Task statement:
The reply should repeat all of the data word for word, with no pictures.
Start of Input for this task
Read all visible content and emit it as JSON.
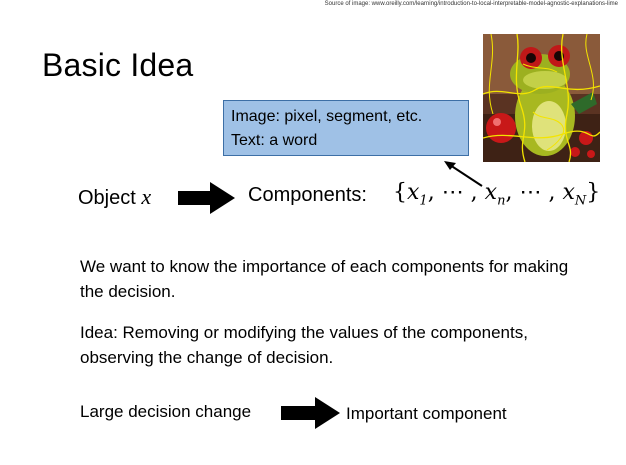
{
  "source_note": "Source of image: www.oreilly.com/learning/introduction-to-local-interpretable-model-agnostic-explanations-lime",
  "title": "Basic Idea",
  "callout": {
    "line1": "Image: pixel, segment, etc.",
    "line2": "Text: a word"
  },
  "object": {
    "label": "Object",
    "var": "x"
  },
  "components": {
    "label": "Components:",
    "open": "{",
    "x1_base": "x",
    "x1_sub": "1",
    "sep1": ", ⋯ , ",
    "xn_base": "x",
    "xn_sub": "n",
    "sep2": ", ⋯ , ",
    "xN_base": "x",
    "xN_sub": "N",
    "close": "}"
  },
  "paragraph1": "We want to know the importance of each components for making the decision.",
  "paragraph2": "Idea: Removing or modifying the values of the components,  observing the change of decision.",
  "large_change": "Large decision change",
  "important_component": "Important component",
  "colors": {
    "callout_fill": "#9fc1e6",
    "callout_border": "#3d6fa6",
    "arrow": "#000000"
  }
}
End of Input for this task
Response to this task:
Read all visible content and emit it as JSON.
{
  "source_note": "Source of image: www.oreilly.com/learning/introduction-to-local-interpretable-model-agnostic-explanations-lime",
  "title": "Basic Idea",
  "callout": {
    "line1": "Image: pixel, segment, etc.",
    "line2": "Text: a word"
  },
  "object": {
    "label": "Object",
    "var": "x"
  },
  "components": {
    "label": "Components:",
    "open": "{",
    "x1_base": "x",
    "x1_sub": "1",
    "sep1": ", ⋯ , ",
    "xn_base": "x",
    "xn_sub": "n",
    "sep2": ", ⋯ , ",
    "xN_base": "x",
    "xN_sub": "N",
    "close": "}"
  },
  "paragraph1": "We want to know the importance of each components for making the decision.",
  "paragraph2": "Idea: Removing or modifying the values of the components,  observing the change of decision.",
  "large_change": "Large decision change",
  "important_component": "Important component",
  "colors": {
    "callout_fill": "#9fc1e6",
    "callout_border": "#3d6fa6",
    "arrow": "#000000"
  }
}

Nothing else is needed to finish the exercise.